For each line below that contains the word "name", make a copy.

(Collected data entries)
------------------------------------

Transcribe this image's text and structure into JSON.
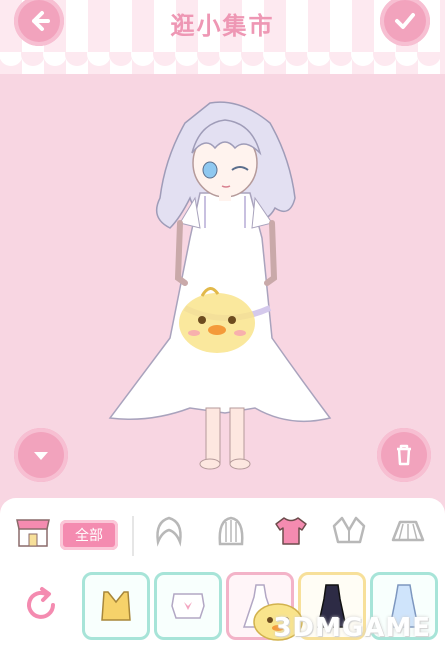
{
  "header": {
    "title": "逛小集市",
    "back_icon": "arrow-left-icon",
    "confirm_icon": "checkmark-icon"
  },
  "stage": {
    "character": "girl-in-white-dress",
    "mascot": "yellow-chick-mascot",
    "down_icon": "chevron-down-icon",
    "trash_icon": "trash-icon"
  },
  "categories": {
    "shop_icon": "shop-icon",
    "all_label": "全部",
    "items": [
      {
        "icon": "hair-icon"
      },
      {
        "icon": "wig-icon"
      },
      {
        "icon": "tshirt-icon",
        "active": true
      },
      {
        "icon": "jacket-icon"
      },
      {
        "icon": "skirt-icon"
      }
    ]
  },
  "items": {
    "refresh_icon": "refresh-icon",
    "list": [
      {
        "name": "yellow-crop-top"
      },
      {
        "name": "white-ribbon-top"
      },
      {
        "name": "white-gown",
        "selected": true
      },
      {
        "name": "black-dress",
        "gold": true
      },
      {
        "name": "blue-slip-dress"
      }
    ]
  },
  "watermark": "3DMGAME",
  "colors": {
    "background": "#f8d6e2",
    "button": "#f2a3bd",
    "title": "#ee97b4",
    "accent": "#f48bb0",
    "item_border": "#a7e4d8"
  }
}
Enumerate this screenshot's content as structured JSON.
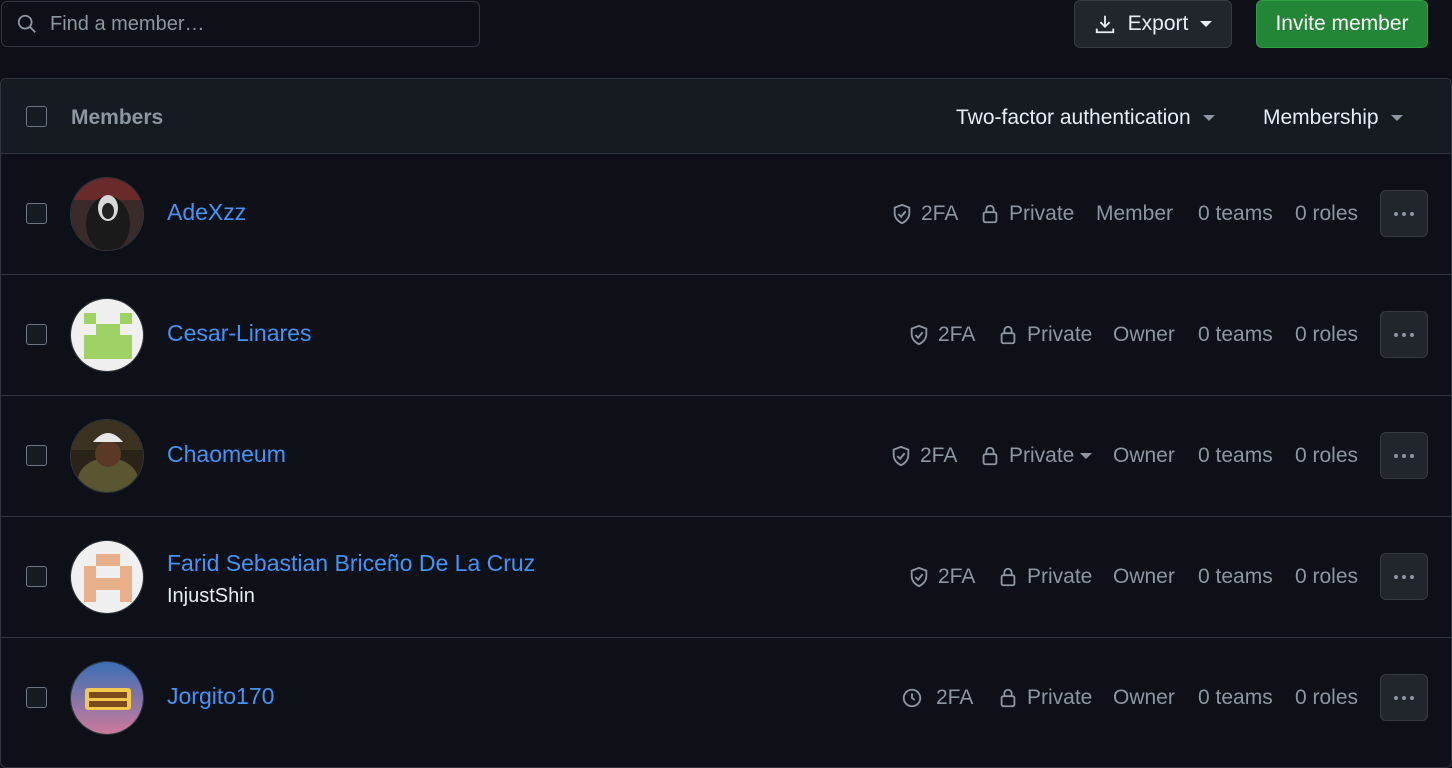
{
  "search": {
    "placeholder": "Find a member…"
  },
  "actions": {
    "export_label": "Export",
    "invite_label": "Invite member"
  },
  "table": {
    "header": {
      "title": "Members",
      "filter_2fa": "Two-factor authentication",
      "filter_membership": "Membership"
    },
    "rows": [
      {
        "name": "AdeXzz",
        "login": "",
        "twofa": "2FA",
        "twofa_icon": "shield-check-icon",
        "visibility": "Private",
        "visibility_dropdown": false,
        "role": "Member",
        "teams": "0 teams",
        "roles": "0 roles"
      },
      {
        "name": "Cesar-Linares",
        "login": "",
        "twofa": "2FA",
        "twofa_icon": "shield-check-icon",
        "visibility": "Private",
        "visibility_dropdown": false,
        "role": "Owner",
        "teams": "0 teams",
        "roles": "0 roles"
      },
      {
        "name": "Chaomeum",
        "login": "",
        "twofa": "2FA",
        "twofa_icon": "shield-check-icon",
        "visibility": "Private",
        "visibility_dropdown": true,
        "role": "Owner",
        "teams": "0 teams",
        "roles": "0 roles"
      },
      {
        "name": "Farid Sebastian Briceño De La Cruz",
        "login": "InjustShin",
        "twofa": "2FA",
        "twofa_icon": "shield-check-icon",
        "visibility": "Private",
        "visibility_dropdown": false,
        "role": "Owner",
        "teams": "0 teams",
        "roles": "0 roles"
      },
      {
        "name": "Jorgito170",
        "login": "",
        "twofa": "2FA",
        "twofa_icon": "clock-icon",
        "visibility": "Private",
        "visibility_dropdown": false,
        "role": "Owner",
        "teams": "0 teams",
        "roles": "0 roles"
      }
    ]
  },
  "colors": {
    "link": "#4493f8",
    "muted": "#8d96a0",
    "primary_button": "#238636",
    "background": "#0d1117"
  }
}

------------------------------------

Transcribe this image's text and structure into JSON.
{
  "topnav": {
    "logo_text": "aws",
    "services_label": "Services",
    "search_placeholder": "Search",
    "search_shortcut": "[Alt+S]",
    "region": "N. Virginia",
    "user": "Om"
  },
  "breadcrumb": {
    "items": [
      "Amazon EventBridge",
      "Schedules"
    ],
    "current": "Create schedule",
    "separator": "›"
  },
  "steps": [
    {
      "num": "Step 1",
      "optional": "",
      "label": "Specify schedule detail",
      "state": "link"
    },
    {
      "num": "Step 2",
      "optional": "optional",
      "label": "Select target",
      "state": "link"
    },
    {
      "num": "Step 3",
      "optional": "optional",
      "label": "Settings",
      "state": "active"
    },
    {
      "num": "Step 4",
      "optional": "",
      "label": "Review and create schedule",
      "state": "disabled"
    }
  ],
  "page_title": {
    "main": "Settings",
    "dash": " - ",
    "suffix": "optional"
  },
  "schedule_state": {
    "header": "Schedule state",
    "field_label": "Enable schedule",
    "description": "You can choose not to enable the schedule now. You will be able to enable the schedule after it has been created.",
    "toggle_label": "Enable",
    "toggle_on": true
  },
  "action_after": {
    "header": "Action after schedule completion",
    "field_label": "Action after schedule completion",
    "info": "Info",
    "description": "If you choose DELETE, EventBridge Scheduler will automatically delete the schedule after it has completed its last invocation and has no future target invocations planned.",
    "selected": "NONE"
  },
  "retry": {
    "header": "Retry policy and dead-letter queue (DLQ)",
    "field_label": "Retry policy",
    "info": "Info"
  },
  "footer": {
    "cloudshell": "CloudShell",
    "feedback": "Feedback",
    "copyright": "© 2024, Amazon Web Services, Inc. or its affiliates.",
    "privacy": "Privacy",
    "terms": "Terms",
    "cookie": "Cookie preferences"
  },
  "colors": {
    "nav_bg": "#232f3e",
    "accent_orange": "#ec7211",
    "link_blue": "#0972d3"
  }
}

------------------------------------

### FINISHED EXERCISE
        "name": "yellow-crop-top"
        "name": "white-ribbon-top"
        "name": "white-gown",
        "name": "black-dress",
        "name": "blue-slip-dress"
        "name": "AdeXzz",
        "name": "Cesar-Linares",
        "name": "Chaomeum",
        "name": "Farid Sebastian Briceño De La Cruz",
        "name": "Jorgito170",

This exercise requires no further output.